WHAT TO PRODUCE – Report each line from the entries in which "status" can be found.

PROVIDED RECORDS: Begin

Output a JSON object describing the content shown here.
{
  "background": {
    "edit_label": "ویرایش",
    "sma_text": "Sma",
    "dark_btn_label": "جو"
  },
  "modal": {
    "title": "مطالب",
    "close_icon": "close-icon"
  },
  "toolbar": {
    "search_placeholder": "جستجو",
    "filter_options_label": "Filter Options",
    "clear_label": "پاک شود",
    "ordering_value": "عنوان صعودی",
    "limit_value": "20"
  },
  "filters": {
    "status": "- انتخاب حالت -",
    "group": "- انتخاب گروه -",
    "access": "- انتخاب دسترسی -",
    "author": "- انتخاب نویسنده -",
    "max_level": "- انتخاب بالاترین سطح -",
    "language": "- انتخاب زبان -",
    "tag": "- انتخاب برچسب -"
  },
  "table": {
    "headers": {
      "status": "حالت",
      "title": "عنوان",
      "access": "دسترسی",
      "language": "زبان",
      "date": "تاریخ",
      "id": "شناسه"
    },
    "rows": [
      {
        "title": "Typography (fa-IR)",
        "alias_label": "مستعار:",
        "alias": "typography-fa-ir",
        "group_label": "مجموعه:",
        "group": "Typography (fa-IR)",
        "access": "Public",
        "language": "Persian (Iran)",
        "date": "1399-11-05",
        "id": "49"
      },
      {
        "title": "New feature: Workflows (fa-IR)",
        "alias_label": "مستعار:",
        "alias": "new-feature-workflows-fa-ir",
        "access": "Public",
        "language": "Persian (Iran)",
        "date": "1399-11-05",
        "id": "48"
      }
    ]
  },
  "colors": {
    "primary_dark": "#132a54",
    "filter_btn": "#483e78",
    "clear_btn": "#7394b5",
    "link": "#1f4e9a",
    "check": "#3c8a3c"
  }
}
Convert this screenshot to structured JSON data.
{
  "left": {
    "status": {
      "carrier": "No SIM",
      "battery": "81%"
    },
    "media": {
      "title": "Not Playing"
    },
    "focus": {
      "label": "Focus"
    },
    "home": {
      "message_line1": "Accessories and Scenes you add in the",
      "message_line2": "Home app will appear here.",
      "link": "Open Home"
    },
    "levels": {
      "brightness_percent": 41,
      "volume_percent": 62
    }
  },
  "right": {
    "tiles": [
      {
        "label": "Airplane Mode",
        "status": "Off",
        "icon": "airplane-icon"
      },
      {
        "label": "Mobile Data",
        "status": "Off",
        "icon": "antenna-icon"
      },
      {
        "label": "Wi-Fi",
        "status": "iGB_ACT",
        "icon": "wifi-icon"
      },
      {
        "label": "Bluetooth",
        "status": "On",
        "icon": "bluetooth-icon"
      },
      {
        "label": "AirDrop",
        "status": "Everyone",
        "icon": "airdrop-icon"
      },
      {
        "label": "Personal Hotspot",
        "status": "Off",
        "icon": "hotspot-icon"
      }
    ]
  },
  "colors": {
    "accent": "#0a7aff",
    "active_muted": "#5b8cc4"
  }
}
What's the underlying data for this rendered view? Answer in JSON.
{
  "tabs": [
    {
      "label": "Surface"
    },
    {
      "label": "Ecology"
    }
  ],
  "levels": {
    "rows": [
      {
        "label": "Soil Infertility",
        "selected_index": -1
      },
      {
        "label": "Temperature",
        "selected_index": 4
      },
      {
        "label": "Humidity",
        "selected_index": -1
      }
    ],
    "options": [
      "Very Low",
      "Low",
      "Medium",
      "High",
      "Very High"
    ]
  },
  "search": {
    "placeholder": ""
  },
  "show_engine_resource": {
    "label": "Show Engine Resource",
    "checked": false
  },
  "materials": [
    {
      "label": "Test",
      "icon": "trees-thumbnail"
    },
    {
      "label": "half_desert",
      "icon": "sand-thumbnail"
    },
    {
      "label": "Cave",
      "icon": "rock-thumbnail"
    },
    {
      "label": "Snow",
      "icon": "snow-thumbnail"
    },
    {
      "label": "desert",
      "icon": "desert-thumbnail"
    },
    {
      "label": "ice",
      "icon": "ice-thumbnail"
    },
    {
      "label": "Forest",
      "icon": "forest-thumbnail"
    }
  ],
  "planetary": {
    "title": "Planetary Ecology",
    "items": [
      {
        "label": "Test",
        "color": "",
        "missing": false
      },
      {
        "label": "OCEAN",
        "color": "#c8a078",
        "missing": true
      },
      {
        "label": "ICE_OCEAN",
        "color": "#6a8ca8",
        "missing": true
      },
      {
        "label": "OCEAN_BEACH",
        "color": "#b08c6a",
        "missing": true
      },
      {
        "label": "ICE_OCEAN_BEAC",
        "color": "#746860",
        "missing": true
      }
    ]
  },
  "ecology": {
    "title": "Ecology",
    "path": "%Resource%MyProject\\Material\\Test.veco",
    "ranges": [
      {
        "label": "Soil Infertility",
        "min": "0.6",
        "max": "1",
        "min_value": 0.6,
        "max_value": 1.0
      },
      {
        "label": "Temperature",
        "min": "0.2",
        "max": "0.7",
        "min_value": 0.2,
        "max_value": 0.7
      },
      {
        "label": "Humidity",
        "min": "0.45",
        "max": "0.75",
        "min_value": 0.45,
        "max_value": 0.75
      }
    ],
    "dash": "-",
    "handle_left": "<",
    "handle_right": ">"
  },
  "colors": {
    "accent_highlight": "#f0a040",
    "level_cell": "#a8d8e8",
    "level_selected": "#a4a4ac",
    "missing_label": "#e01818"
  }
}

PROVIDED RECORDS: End

RESPONSE BOX –
    "status": "- انتخاب حالت -",
      "status": "حالت",
    "status": {
        "status": "Off",
        "status": "Off",
        "status": "iGB_ACT",
        "status": "On",
        "status": "Everyone",
        "status": "Off",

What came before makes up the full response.